**What the task asks:** Please copy each line in the records below that contains the string "location".

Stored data
· · · ·

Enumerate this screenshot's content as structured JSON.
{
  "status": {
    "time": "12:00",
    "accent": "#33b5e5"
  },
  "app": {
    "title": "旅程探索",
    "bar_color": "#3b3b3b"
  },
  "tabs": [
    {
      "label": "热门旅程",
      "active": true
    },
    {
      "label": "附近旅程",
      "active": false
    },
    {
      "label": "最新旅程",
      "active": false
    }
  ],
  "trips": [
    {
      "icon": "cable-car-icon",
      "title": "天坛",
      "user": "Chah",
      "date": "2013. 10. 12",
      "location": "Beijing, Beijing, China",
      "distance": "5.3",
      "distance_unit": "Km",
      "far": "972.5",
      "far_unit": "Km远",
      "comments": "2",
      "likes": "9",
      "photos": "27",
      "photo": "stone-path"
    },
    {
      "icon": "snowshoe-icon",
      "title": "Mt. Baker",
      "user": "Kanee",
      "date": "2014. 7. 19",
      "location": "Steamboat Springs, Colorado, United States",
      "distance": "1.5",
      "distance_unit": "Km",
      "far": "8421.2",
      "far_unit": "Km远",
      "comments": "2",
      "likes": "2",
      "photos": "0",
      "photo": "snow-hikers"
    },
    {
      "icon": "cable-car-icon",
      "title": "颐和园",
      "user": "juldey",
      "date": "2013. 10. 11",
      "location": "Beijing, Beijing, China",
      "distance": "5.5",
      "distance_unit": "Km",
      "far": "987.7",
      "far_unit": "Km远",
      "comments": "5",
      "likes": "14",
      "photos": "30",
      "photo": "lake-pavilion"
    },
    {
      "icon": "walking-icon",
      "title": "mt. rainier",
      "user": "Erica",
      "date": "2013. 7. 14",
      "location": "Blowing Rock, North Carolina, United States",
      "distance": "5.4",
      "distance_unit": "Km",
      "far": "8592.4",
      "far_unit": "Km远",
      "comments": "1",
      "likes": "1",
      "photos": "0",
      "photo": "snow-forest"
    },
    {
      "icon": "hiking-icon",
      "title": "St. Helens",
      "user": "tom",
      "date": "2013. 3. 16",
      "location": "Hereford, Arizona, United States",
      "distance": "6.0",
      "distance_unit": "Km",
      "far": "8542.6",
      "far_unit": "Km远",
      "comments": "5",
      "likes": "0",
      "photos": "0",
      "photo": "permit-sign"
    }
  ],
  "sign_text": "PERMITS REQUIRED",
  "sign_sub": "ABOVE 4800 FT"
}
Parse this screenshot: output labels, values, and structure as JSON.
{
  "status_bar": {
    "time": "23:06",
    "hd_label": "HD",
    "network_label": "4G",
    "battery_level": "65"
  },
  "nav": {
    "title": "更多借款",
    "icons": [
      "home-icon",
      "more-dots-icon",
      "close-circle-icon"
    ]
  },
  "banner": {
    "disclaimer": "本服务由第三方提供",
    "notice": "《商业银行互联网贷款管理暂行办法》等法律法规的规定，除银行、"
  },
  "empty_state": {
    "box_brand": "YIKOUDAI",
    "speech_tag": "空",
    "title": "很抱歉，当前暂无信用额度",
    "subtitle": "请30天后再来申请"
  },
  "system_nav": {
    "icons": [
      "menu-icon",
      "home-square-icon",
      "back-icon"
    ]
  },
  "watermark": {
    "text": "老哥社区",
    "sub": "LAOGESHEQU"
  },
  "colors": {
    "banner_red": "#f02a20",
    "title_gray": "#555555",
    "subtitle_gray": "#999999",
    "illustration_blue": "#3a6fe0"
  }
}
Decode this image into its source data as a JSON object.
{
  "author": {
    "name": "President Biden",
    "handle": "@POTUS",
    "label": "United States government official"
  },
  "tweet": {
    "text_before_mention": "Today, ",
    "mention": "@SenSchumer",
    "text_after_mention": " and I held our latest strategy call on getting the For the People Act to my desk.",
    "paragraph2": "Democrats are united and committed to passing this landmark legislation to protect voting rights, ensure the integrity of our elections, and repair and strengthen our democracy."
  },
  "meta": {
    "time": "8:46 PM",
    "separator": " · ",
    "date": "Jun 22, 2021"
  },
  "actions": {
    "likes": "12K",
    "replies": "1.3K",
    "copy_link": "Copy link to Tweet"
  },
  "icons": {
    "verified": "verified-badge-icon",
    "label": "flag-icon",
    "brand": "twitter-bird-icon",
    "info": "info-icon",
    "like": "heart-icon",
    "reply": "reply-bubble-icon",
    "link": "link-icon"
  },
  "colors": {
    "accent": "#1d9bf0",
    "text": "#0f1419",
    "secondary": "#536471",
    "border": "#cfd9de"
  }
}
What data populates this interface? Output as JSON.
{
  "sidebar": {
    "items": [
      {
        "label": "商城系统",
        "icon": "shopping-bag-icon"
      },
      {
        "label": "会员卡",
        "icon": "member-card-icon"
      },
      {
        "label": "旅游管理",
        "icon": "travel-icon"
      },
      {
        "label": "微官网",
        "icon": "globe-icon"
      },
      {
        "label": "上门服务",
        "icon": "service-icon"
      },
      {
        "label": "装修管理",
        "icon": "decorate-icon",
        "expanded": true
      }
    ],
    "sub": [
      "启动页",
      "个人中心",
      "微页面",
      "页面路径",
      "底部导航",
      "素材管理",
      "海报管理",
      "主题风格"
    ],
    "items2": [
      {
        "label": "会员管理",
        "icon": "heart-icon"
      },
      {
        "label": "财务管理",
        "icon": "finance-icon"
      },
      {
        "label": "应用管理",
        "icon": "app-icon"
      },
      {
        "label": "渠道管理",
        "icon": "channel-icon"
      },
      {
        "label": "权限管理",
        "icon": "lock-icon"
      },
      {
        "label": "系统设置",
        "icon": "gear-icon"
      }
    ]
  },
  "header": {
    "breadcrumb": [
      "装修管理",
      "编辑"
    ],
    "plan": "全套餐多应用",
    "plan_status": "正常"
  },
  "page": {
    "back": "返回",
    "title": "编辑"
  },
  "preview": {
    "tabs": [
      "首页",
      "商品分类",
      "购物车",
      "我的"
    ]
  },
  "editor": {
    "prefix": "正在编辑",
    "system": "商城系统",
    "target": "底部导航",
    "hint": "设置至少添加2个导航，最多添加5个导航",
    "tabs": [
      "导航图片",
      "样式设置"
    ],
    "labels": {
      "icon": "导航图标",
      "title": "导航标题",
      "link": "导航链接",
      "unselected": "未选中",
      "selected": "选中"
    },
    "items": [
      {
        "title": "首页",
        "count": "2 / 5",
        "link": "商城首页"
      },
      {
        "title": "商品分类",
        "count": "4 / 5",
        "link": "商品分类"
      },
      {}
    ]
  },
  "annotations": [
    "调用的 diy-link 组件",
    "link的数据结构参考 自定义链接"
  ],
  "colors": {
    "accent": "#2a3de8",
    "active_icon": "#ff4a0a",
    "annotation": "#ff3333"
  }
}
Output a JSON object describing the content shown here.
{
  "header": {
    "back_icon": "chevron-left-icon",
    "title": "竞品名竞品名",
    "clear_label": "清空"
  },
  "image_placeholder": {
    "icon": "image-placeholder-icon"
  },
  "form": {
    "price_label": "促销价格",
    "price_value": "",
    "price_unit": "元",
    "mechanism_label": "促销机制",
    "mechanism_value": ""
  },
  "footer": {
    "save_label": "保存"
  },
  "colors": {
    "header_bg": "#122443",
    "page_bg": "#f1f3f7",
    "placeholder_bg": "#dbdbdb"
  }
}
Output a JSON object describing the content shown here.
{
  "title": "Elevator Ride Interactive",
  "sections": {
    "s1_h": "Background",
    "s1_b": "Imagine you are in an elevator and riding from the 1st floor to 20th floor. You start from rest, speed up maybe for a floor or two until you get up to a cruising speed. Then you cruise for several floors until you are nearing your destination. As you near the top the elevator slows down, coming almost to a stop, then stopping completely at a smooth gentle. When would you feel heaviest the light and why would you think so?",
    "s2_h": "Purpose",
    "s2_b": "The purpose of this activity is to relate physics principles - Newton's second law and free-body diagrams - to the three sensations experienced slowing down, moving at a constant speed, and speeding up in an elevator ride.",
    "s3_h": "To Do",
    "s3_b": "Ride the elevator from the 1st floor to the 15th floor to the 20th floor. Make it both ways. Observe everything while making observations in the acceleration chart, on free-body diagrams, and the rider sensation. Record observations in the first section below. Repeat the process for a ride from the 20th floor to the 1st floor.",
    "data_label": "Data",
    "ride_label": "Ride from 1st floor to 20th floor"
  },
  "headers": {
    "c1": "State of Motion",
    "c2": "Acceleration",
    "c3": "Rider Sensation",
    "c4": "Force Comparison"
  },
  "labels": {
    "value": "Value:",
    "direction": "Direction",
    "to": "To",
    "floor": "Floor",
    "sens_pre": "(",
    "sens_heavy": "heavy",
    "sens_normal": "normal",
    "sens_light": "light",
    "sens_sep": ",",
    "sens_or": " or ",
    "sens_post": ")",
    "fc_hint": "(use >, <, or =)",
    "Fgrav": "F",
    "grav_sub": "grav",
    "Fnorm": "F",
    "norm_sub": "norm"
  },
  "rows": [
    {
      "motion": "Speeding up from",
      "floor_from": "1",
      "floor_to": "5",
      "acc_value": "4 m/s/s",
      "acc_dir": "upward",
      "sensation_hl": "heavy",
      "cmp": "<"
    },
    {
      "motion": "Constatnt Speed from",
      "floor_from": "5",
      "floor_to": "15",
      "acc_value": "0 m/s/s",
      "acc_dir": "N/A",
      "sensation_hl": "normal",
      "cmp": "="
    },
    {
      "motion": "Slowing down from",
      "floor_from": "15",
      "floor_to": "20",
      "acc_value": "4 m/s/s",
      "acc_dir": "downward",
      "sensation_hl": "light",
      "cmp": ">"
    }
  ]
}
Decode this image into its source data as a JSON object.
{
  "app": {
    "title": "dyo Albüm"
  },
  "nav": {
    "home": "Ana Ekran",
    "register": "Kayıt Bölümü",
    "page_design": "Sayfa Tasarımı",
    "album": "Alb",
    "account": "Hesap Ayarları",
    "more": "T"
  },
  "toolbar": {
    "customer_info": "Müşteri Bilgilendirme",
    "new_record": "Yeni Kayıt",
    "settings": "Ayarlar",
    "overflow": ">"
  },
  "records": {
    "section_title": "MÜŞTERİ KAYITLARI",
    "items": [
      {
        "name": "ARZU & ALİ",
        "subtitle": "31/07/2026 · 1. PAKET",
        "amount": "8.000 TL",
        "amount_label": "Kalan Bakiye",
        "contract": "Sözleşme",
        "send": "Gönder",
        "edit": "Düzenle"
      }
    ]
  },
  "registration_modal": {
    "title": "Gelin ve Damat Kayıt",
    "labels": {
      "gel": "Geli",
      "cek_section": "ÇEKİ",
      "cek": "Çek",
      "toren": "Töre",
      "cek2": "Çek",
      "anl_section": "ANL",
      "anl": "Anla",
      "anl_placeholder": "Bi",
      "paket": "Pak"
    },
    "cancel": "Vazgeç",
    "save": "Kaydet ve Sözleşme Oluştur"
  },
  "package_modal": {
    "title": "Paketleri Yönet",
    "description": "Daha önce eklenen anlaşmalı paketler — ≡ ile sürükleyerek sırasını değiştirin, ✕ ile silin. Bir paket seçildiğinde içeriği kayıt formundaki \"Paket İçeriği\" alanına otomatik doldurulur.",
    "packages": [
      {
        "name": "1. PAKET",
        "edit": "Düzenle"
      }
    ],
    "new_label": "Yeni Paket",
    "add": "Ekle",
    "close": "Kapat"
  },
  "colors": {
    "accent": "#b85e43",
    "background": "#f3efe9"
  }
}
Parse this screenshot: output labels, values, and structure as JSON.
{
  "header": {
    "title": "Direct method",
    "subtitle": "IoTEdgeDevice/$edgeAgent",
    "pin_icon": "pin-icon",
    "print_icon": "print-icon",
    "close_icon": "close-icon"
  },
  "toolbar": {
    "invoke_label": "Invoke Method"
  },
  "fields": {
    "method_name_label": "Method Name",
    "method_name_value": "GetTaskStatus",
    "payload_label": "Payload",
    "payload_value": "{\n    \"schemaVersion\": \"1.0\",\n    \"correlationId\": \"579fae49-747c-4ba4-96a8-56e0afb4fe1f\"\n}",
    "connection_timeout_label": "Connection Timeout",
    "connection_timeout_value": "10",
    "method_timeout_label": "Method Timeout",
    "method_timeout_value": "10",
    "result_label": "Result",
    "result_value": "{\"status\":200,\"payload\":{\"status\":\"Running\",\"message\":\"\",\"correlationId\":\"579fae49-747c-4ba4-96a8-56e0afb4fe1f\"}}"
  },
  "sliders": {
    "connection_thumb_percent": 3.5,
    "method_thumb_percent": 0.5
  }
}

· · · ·

**Answer space:**
      "location": "Beijing, Beijing, China",
      "location": "Steamboat Springs, Colorado, United States",
      "location": "Beijing, Beijing, China",
      "location": "Blowing Rock, North Carolina, United States",
      "location": "Hereford, Arizona, United States",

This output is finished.